**WHAT YOU HAVE TO DO:**
Go to the line below that contains "Serialize everything readable". From there to the end of the records, reproduce each line exactly, except the pictures.

........

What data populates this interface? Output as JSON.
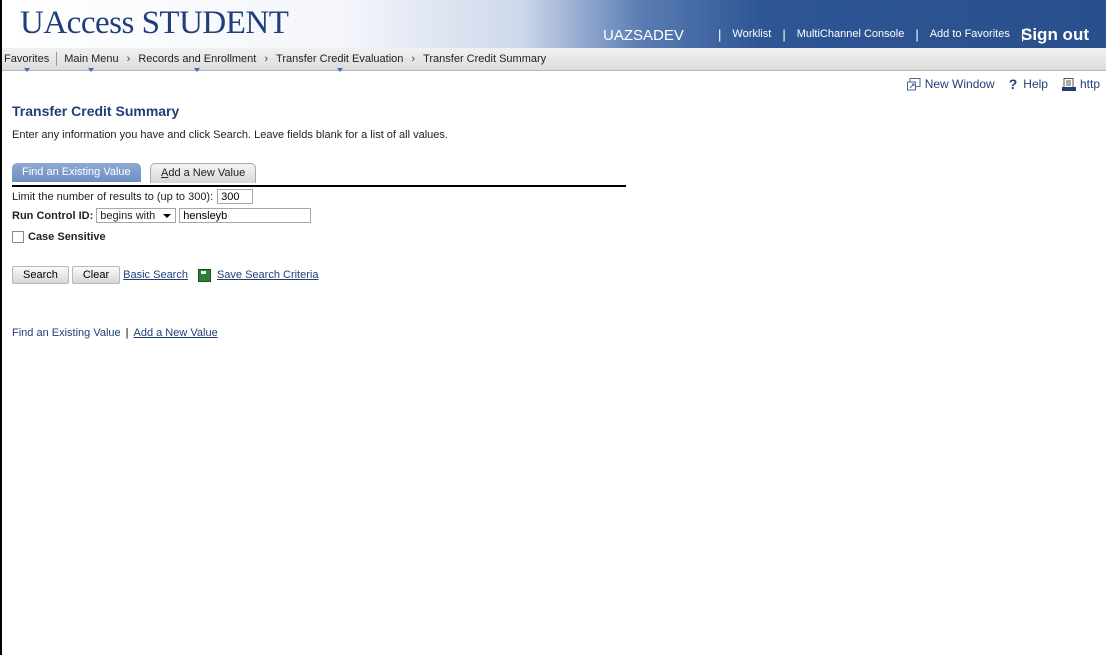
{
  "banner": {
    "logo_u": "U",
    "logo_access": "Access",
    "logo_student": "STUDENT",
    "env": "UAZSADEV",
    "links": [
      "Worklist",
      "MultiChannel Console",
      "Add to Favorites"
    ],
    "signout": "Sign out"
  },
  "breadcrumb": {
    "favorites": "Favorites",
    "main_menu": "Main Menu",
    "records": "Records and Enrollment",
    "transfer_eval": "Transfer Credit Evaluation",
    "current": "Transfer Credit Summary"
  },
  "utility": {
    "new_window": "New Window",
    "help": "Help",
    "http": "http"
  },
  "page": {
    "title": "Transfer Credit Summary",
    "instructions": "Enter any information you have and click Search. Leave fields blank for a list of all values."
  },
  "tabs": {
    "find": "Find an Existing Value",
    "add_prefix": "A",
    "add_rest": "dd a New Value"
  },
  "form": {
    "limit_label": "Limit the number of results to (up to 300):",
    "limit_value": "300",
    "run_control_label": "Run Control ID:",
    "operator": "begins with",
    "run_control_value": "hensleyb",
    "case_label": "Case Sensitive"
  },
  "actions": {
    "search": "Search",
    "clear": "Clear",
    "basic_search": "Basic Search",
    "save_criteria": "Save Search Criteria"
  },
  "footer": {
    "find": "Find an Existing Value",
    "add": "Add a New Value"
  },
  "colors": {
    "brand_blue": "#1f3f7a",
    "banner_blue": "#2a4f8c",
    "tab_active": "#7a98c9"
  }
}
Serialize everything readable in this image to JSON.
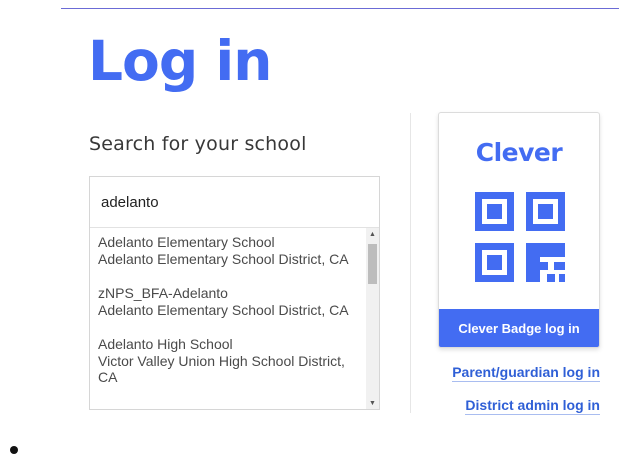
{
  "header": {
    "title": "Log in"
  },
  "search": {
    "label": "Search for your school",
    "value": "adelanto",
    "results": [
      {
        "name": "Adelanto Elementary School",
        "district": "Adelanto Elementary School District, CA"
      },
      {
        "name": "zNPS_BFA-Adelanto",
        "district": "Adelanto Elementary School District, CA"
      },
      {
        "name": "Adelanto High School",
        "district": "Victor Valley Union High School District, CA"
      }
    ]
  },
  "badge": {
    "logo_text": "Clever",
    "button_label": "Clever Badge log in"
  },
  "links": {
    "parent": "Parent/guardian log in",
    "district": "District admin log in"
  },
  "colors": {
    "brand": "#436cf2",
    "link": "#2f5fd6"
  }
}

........

**ANSWER TO THE PROBLEM:**
Serialize everything readable in this image to JSON.
{
  "header": {
    "title": "Log in"
  },
  "search": {
    "label": "Search for your school",
    "value": "adelanto",
    "results": [
      {
        "name": "Adelanto Elementary School",
        "district": "Adelanto Elementary School District, CA"
      },
      {
        "name": "zNPS_BFA-Adelanto",
        "district": "Adelanto Elementary School District, CA"
      },
      {
        "name": "Adelanto High School",
        "district": "Victor Valley Union High School District, CA"
      }
    ]
  },
  "badge": {
    "logo_text": "Clever",
    "button_label": "Clever Badge log in"
  },
  "links": {
    "parent": "Parent/guardian log in",
    "district": "District admin log in"
  },
  "colors": {
    "brand": "#436cf2",
    "link": "#2f5fd6"
  }
}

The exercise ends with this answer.